By: Graham Hays
Published: May 31, 2012
ELLENSBURG, Wash. — Standing at the railing in a dugout normally reserved for the home team in the old Yankee Stadium, real estate once occupied by the likes of Babe Ruth and Mickey Mantle, Mallory Holtman watched ball after ball sail over the iconic checkerboard outfield grass and settle back down to earth in the seats beyond during the 2008 Home Run Derby. As Texas Rangers star Josh Hamilton put on a show at the plate, the night sky in the Bronx was illuminated by camera flashes as much as by the stadium lights high above her.
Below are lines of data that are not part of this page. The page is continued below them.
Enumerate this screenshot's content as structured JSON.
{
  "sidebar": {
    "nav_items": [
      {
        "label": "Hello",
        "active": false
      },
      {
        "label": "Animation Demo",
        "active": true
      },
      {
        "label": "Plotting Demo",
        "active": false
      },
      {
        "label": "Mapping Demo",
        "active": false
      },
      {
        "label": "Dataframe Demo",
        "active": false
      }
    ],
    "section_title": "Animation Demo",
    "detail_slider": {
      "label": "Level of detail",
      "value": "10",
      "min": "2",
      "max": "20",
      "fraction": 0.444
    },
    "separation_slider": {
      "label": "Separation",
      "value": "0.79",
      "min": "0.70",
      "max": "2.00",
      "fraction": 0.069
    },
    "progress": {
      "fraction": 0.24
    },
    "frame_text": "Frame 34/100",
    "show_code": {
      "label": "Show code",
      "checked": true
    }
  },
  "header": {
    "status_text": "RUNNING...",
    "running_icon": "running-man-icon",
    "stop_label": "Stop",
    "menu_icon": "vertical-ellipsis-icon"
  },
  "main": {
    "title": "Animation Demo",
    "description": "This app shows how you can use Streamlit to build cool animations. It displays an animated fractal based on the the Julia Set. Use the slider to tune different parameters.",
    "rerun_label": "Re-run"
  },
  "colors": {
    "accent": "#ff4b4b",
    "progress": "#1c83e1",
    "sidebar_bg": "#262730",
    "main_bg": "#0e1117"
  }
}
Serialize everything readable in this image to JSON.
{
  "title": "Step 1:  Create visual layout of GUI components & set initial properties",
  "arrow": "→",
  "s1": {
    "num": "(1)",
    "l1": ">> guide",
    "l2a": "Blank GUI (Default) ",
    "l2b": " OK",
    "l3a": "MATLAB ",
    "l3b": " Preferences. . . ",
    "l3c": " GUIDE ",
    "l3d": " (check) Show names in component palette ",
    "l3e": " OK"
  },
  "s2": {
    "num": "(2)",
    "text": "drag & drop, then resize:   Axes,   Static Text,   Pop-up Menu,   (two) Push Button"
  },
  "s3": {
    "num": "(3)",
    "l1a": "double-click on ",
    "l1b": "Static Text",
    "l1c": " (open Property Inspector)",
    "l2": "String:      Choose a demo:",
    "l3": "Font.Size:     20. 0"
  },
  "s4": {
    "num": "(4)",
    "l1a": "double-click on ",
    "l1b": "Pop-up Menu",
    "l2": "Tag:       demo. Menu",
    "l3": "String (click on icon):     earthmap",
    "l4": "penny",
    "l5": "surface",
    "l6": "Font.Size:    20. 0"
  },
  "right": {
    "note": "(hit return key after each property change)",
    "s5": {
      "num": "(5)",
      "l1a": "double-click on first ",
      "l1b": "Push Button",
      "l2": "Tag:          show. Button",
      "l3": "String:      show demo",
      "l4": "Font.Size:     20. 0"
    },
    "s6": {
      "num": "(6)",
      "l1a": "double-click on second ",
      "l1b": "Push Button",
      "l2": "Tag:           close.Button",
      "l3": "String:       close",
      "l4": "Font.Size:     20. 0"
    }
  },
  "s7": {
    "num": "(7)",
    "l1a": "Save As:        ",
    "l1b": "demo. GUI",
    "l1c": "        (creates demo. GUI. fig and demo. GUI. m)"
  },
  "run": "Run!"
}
It was a sensation at once familiar and foreign. The nice hotel, the gift bag and the gate attendants at the stadium who passed around her ticket before politely suggesting she and the other two girls might want to try the VIP entrance the next time — all of that was new, if not exactly unpleasant. But much of her life to that point had been spent in dugouts, more hours than might be wise to count and certainly more hours than she spent sitting in stands, so those surroundings, at least, felt normal. Or they did until someone like Derek Jeter walked by as casually as if he was in, well, his dugout. It was like a person who had been raised on ponds stumbling across the Pacific Ocean. (READ MORE…)